A school administrator will assign each student in a group of N students to one of M classrooms. If 3 < M < 13 < N, is it possible to assign each of the N students to one of the M classrooms so that each classroom has the same number of students assigned to it?

(1) It is possible to assign each of 3N students to one of M classrooms so that each classroom has the same number of students assigned to it.

(2) It is possible to assign each of 13N students to one of M classrooms so that each classroom has the same number of students assigned to it.

This is a super tricky GMAT number properties/divisibility question from the GMAT official guide. Oddly we don't see this one a lot in GMAT tutoring sessions but maybe we can credit the video explanation for that. As always let's start by reading carefully and figuring out the question: is it possible to assign each of the N students to one of the M classrooms so that each classroom has the same number of students assigned to it? OK, we know that if it has a question mark at the end it's a question BUT what does that actually mean? Especially on Data Sufficiency you really need to do a step further. In this case the question is, does M divide evenly into N. Or, is N divisible by M. Or is N/M an integer. However way you want to look at it. The point is: dig into Data Sufficiency information and try to make an inference, organize, or transform in some way. Dig!!!

OK, so now we've got the question, and if we had the values for M and N it would be very simple. Of course, we don't have the values but in the statements we'll be given constraints which will potentially narrow things down to sufficiency. We do have a constraint in the questions stem though: M is between 3 and 13 and N is greater than 13. For M that's quite a narrow range so I might just write values out: 4, 5, 6, 7, 8, 9, 10, 11, 12. Boom! Easy organization.

Let's get to the statements:

(1) It is possible to assign each of 3N students to one of M classrooms so that each classroom has the same number of students assigned to it.

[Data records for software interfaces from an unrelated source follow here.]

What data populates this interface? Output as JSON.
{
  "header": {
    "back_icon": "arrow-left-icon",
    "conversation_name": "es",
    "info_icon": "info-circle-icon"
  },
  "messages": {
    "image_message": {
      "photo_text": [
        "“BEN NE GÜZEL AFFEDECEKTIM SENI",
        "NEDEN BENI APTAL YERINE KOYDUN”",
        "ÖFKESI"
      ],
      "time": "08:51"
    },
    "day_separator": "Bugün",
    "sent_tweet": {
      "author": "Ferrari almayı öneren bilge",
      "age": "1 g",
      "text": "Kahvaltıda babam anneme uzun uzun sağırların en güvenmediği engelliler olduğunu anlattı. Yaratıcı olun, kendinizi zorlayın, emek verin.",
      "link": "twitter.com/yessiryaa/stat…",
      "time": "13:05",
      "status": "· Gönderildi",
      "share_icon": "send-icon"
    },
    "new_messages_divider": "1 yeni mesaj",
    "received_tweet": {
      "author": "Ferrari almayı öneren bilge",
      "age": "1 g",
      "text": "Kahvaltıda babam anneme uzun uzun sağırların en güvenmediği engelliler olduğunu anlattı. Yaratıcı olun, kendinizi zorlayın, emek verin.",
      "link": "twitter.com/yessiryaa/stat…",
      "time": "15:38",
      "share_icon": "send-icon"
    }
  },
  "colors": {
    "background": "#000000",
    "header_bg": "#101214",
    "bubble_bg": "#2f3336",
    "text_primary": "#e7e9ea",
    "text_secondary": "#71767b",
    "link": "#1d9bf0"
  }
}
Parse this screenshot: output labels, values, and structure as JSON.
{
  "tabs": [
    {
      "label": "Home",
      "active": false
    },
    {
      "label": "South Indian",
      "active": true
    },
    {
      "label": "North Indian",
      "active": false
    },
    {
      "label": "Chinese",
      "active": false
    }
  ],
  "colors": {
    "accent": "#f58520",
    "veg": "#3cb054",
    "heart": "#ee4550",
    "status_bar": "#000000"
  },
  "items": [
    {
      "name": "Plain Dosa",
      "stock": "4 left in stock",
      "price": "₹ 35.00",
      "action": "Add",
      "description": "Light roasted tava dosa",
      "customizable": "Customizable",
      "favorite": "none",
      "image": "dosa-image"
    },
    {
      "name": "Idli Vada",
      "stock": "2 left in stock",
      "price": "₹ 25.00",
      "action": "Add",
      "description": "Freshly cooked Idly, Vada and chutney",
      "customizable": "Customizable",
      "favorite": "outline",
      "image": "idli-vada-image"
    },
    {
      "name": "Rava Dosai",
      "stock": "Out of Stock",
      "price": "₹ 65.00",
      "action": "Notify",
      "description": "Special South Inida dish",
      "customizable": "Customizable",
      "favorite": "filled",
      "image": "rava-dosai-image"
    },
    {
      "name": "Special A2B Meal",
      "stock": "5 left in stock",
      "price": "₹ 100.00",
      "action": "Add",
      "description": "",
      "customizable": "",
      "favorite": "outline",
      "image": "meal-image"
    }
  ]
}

What does that mean??? 3N/M is an integer. How does that relate to N/M. Let's try to do a Yes/NO.

M = 4, 5, 6, 7, 8, 9, 10, 11, 12  N > 13

Yes

Pick a value for M and then pick something for N in the numerator that will cancel out that M (pick an N that's divisible by the M).

M = 4

N = 40

Make sure you're keeping N and M constraints in mind.

3*40/4 = integer

40/4 = integer

 

No

For the no we'll do something similar but this time pick an N not divisible by the M. Let's pick an M that will be at least partially cancelled out by the 3. So 6 would be a good M. And then just pick an even N (to cancel the 2 in 6) not divisible by 6. So N could be 14.

3*14/6 = integer

14/6 is not equal to an integer.

For statement one we have a yes and a no so it's insufficient.

(2) It is possible to assign each of 13N students to one of M classrooms so that each classroom has the same number of students assigned to it.

M = 4, 5, 6, 7, 8, 9, 10, 11, 12  N > 13

Statement two looks very similar BUT just because statements look similar doesn't mean they''ll have the same outcome. The details matter. Still, we can use the same procedure setting up a yes/no to test sufficiency.

Yes

So 13N/M = integer

So M could be 7 and N 14.

13*14/7 = integer

No

Given the constraint this is impossible. 13/M will never be an integer because M can only be 4, 5, 6, 7, 8, 9, 10, 11, 12. Eh? So what! Well, if M can't be cancelled out by the 13 then how is it going to disappear from the denominator to leave an integer? The N has fully cancel the M. Aha! So, given this constraint N/M must be an integer. Statement two is sufficient.

B.

A school administrator will assign each student in a group of N students to one of M classrooms GMAT Explanation

Additional GMAT Data Sufficiency Divisibility Practice Questions

GMAT Data Sufficiency Divisibility Question of the Day 1

GMAT Data Sufficiency Divisibility Question of the Day 2

GMAT Data Sufficiency Divisibility Question of the Day 3

 

GMAT ARTICLES

CONTACT


Atlantic GMAT Tutoring

405 East 51st St.

NY, NY 10022

(347) 669-3545